* _WORK TASK_: Identify every line in the records below that contains the word "Esterno", and copy each of those lines.

--- DATA TO EXAMINE Enclosed Below ---

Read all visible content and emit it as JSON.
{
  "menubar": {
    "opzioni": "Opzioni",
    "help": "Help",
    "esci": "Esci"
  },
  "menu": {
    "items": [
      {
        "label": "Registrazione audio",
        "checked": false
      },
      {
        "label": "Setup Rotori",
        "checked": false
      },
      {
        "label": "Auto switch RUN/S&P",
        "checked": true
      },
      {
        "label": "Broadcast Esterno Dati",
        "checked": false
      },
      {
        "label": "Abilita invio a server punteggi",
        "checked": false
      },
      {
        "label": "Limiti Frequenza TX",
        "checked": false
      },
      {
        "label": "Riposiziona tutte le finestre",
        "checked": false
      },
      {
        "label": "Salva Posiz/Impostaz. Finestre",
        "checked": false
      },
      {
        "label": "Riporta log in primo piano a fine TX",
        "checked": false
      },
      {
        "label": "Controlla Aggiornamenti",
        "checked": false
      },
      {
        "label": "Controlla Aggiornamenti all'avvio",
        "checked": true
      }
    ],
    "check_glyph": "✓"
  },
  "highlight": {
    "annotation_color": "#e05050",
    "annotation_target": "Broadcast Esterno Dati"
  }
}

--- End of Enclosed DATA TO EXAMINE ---

* _SOLUTION TO THIS EXERCISE_:
        "label": "Broadcast Esterno Dati",
    "annotation_target": "Broadcast Esterno Dati"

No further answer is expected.